Freeing South Sudan’s captive women and girls: 128 down, thousands to go
The current approaches to releasing women and girls who have been forced into armed groups is far from adequate.
In a significant development earlier this month, South Sudan’s rebel movement released 78 women and 50 children who’d been held captive for months.
Those freed were among the thousands of people who have been abducted over the years by the Sudan People’s Liberation Movement Army in Opposition (SPLM-IO). In a five-month period of 2018 alone, the armed group reportedly kidnapped over 887 civilians in a series of attacks. Many abductees, including boys under 15, are forced to be fighters. Women and girls are raped and abused.
On a recent research trip to South Sudan, Catherine* told me how rebel soldiers had ambushed and abducted her in May 2018. They took her to their base in the bush and forced her to be the “wife” of a soldier. He raped for three weeks before a senior commander made her his bodyguard and secretary instead. After eight months, Catherine was given permission to leave the base to get medical care on the promise that she would return. She didn’t go back, but now lives in fear.
Catherine said ten other young women abducted from nearby villages around the same time were also trapped as “wives”. In two bases at which she stayed, she said the women were routinely raped, abused and forced to do physical labour. Those who disobeyed their “husbands” could be put in prison or beaten. Many other women we met in Yambio in Western Equatoria region and the rebel base Li-rangu told similar stories. UN staff also told me they have spoken to dozens of women and girls who reported facing similar abuses.

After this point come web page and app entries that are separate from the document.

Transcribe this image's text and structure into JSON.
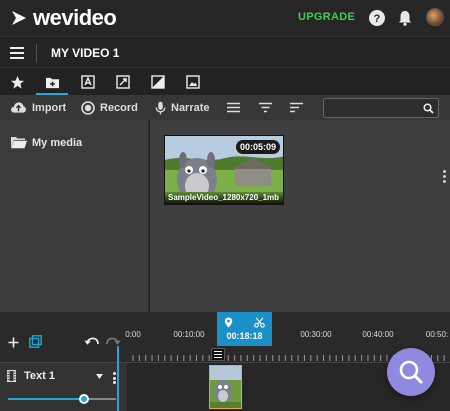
{
  "topbar": {
    "logo_text": "wevideo",
    "upgrade_label": "UPGRADE",
    "icons": [
      "help-icon",
      "bell-icon",
      "avatar"
    ]
  },
  "titlebar": {
    "project_name": "MY VIDEO 1"
  },
  "tabs": [
    "star-icon",
    "folder-plus-icon",
    "text-icon",
    "transitions-icon",
    "backgrounds-icon",
    "images-icon"
  ],
  "toolbar": {
    "import_label": "Import",
    "record_label": "Record",
    "narrate_label": "Narrate",
    "search_placeholder": ""
  },
  "media": {
    "folder_label": "My media",
    "items": [
      {
        "name": "SampleVideo_1280x720_1mb",
        "duration": "00:05:09"
      }
    ]
  },
  "timeline": {
    "ticks": [
      "0:00",
      "00:10:00",
      "00:20:00",
      "00:30:00",
      "00:40:00",
      "00:50:"
    ],
    "playhead_time": "00:18:18",
    "track_name": "Text 1",
    "volume": 0.7
  },
  "colors": {
    "accent": "#1ea7d8",
    "upgrade": "#3ccf4e",
    "fab": "#8f8ae0",
    "clip_border": "#f0a43c"
  }
}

There are few hard statistics, however, when it comes to the numbers of abducted women and girls held captive. Rebel commanders in western Equatoria denied that forced recruitment even takes place and insisted that all members join their ranks voluntarily. Furthermore, because sexual abuse is taboo, women can be reticent to tell their own stories. At the Li-rangu base, several women – wearing crisp military fatigues and brandishing AK47s – said they were proud to be in the group and we were unable to find out more.
By contrast, many women who were no longer part of armed groups described extensive abuse and fear of being kidnapped again. One girl who was abducted aged 15 but allowed to leave after nine months spoke of how her former commander had come looking for her several times since her release. To avoid re-abduction, her family moved her to another town.
The SPLM-IO’s recent release of over a hundred women and children is laudable, but much more needs to be done to both prevent further abductions and ensure the release of those still captive. It is also important to note that it’s not just the SPLM-IO guilty of such abuses. The UN lists several groups – including government forces and other rebel factions – who have committed grave violations, including kidnapping and rape, against children since the onset of the conflict in December 2013. Seven of the eight South Sudanese individuals under UN sanctions are implicated in sexual violence, among other crimes.
The recent releases were secured through sustained UN advocacy and coordination with former vice-president Riek Machar, leader of the SPLM-IO, but this approach is not a feasible solution to the issue as a whole. Given the size of the problem, the current approaches to addressing it are far from sufficient.
For example, while UNICEF takes the lead in releasing children recruited into armed groups, no parallel agency has a mandate to identify women and girls who were forced to join armed groups and want to leave. Additionally, while commanders told us that everyone will undergo a disarmament, demobilisation and reintegration (DDR) programme in due course, such initiatives should target voluntary members and not forced recruits. Armed groups shouldn’t be allowed to misuse such programmes to mask their abductions and unlawful detention of women and girls.
What needs to be done
Under international law, commanders from all sides are legally bound to prevent acts of sexual violence, inhuman treatment and abductions. They are required to take effective measures to prevent and promptly investigate any violations and abuses. In South Sudan, commanders should ensure that any women and girls being held forcefully are released immediately and receive full and adequate reparations. Those who continue these practices should be removed and held to account. But making this happen will take coordinated action.
A process is urgently needed to screen and identify abducted women at all government and rebel sites. UN staff, ceasefire monitors, and church and local chiefs are best placed to lead such a process. But South Sudanese authorities and international donors must support these efforts, which should include education and livelihood training, a safe house, and other forms of protection as exist for released child soldiers.
Accountability is also essential to end these abuses. South Sudan’s leaders should ensure that the court envisioned in the peace deal to try international crimes committed in the conflict is speedily established. If they drag their feet, the African Union should unilaterally create the court.
South Sudanese leaders are scheduled to form a government of national unity in mid-February as part of an agreement to end five years of fighting that has killed almost 400,000 people and displaced millions. However, they have missed several deadlines already and are yet to agree on issues like security arrangements, the number of states and their boundaries. Fighting has declined but abuses continue. This includes the holding of women and girls in captivity. As a senior UN agency official told us: “Many women are trapped against their will. They have been there for years…This is an entrenched problem that needs a real solution.”
The recent releases of women and children are a welcome development, but pressure on all parties cannot end before the release of all civilians who continue to be held captive.
*name has been changed to protect the identity of the interviewee